Could you set down every entry below exactly as it is?

→ Exercise inputs:
########################################

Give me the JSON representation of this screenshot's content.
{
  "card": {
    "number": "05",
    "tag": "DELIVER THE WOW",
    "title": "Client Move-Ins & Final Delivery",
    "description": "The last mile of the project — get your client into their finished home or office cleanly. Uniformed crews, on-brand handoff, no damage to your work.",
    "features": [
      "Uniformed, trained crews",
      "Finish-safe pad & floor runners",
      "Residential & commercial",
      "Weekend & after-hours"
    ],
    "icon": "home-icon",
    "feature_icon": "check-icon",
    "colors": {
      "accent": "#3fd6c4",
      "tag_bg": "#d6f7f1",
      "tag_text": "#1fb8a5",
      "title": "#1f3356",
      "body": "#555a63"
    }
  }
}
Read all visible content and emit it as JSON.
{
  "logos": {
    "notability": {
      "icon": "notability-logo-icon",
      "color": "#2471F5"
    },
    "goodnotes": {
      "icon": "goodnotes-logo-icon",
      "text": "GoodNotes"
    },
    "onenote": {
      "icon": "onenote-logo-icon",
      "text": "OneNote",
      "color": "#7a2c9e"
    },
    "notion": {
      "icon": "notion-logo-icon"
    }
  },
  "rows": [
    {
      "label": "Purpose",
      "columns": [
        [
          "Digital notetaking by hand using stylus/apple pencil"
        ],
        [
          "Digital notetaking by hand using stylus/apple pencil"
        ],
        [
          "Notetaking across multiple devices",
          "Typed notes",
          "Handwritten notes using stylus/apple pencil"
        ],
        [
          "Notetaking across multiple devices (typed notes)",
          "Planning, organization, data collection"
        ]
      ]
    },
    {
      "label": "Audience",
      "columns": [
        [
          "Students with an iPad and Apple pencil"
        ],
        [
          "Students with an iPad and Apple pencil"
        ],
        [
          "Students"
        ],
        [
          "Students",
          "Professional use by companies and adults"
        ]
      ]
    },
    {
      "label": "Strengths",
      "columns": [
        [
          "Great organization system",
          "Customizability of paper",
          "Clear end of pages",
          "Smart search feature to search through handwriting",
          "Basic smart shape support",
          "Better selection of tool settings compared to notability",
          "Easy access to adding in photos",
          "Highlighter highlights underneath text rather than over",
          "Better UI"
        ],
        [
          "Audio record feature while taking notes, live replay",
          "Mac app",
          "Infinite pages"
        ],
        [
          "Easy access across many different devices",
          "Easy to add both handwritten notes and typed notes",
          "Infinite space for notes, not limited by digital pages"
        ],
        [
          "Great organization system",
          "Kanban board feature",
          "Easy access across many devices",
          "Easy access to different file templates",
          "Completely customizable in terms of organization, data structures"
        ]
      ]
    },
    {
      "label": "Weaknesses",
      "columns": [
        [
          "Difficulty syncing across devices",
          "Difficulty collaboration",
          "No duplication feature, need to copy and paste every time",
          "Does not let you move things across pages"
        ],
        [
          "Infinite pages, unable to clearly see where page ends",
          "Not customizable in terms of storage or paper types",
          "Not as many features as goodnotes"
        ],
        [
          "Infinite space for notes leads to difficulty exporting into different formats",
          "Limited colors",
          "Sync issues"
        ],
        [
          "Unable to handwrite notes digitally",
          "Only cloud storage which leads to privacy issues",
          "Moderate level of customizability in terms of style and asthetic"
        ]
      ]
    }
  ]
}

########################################

→ Solution for this task:
Give me the JSON representation of this screenshot's content.
{
  "card": {
    "number": "05",
    "tag": "DELIVER THE WOW",
    "title": "Client Move-Ins & Final Delivery",
    "description": "The last mile of the project — get your client into their finished home or office cleanly. Uniformed crews, on-brand handoff, no damage to your work.",
    "features": [
      "Uniformed, trained crews",
      "Finish-safe pad & floor runners",
      "Residential & commercial",
      "Weekend & after-hours"
    ],
    "icon": "home-icon",
    "feature_icon": "check-icon",
    "colors": {
      "accent": "#3fd6c4",
      "tag_bg": "#d6f7f1",
      "tag_text": "#1fb8a5",
      "title": "#1f3356",
      "body": "#555a63"
    }
  }
}
Read all visible content and emit it as JSON.
{
  "logos": {
    "notability": {
      "icon": "notability-logo-icon",
      "color": "#2471F5"
    },
    "goodnotes": {
      "icon": "goodnotes-logo-icon",
      "text": "GoodNotes"
    },
    "onenote": {
      "icon": "onenote-logo-icon",
      "text": "OneNote",
      "color": "#7a2c9e"
    },
    "notion": {
      "icon": "notion-logo-icon"
    }
  },
  "rows": [
    {
      "label": "Purpose",
      "columns": [
        [
          "Digital notetaking by hand using stylus/apple pencil"
        ],
        [
          "Digital notetaking by hand using stylus/apple pencil"
        ],
        [
          "Notetaking across multiple devices",
          "Typed notes",
          "Handwritten notes using stylus/apple pencil"
        ],
        [
          "Notetaking across multiple devices (typed notes)",
          "Planning, organization, data collection"
        ]
      ]
    },
    {
      "label": "Audience",
      "columns": [
        [
          "Students with an iPad and Apple pencil"
        ],
        [
          "Students with an iPad and Apple pencil"
        ],
        [
          "Students"
        ],
        [
          "Students",
          "Professional use by companies and adults"
        ]
      ]
    },
    {
      "label": "Strengths",
      "columns": [
        [
          "Great organization system",
          "Customizability of paper",
          "Clear end of pages",
          "Smart search feature to search through handwriting",
          "Basic smart shape support",
          "Better selection of tool settings compared to notability",
          "Easy access to adding in photos",
          "Highlighter highlights underneath text rather than over",
          "Better UI"
        ],
        [
          "Audio record feature while taking notes, live replay",
          "Mac app",
          "Infinite pages"
        ],
        [
          "Easy access across many different devices",
          "Easy to add both handwritten notes and typed notes",
          "Infinite space for notes, not limited by digital pages"
        ],
        [
          "Great organization system",
          "Kanban board feature",
          "Easy access across many devices",
          "Easy access to different file templates",
          "Completely customizable in terms of organization, data structures"
        ]
      ]
    },
    {
      "label": "Weaknesses",
      "columns": [
        [
          "Difficulty syncing across devices",
          "Difficulty collaboration",
          "No duplication feature, need to copy and paste every time",
          "Does not let you move things across pages"
        ],
        [
          "Infinite pages, unable to clearly see where page ends",
          "Not customizable in terms of storage or paper types",
          "Not as many features as goodnotes"
        ],
        [
          "Infinite space for notes leads to difficulty exporting into different formats",
          "Limited colors",
          "Sync issues"
        ],
        [
          "Unable to handwrite notes digitally",
          "Only cloud storage which leads to privacy issues",
          "Moderate level of customizability in terms of style and asthetic"
        ]
      ]
    }
  ]
}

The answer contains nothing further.